Throughout the years, various scribes on these pages have pointed to Atlanta’s regular weekend traffic jams as evidence that something is really—and perhaps irrevocably—wrong ‘round here.

But Sunday afternoon cluster-you-know-whats on The Connector might be the tip of a problematic iceberg, regarding mobility and other key issues, that could Titanic this boomtown in coming years if not addressed.

At least that’s the consensus of a panel discussion organized by Bisnow this week that provided some thought-provoking insights.

Atlanta’s growth outlook is either exciting or grim, depending on perspective. According to recent projections by the U.S. Conference of Mayors, the metro’s population should surge to about 9 million in the next 30 years, leapfrogging larger metros of today such as Philadelphia and Washington D.C. That’d make Atlanta the nation’s sixth largest metro, trailing only New York, Los Angeles, Dallas, Houston, and slow-growing Chicago.

The City of Atlanta itself is expected to swell from less than 12 million to upwards of 1.2 million residents in roughly the next decade, said planning commissioner Tim Keane at the Bisnow event. (That estimate seems generous, given that Atlanta proper packed on 10,000 people last year, but maybe it’s better to be over-prepared).

Midtown, in March.
Curbed Atlanta

Keane joined Cumberland CID Executive Director Malaika Rivers and developers in saying that failure to enhance MARTA and other alternate transportation options (along with affordability) could cripple the city’s growth.

Voter-approved sales tax boosts for transportation right now “are fundamentally important, because Atlanta can't build any more roads,” Keane said, per Bisnow.

Of course, Atlanta’s transportation crisis—that’s not hyperbole when 20 lanes of interstate in the center of town are subjected to perpetual weekday rush hour—extends beyond the city limits.

Some believe extending MARTA into the suburbs is a crucial remedy.

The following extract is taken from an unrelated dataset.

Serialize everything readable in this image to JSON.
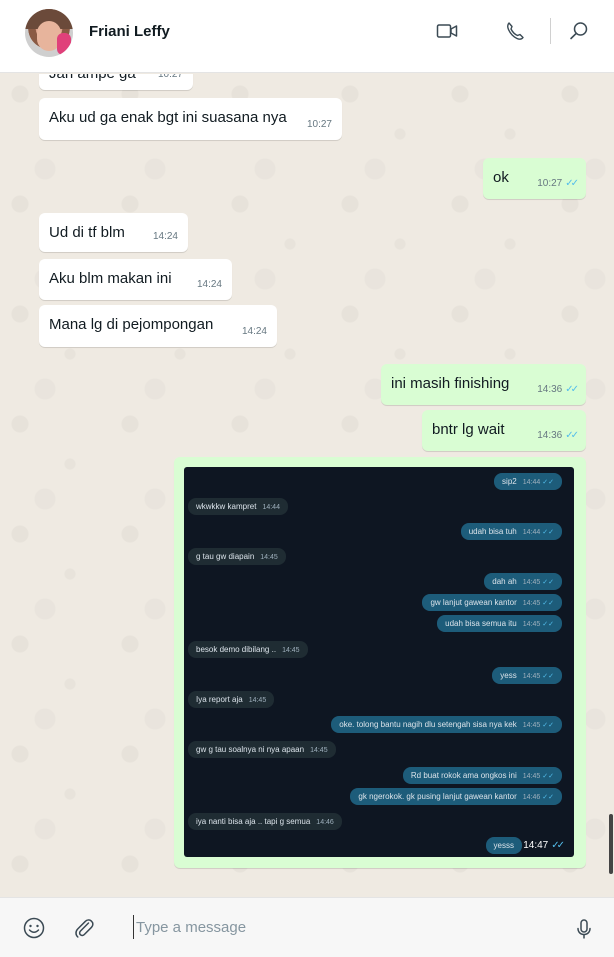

Panelist Mike Sivewright, JLL Market Director for Atlanta, chimed in that Cobb County’s government needs to realize that. “We need to figure how to get MARTA from the inner core to the northwest,” he said.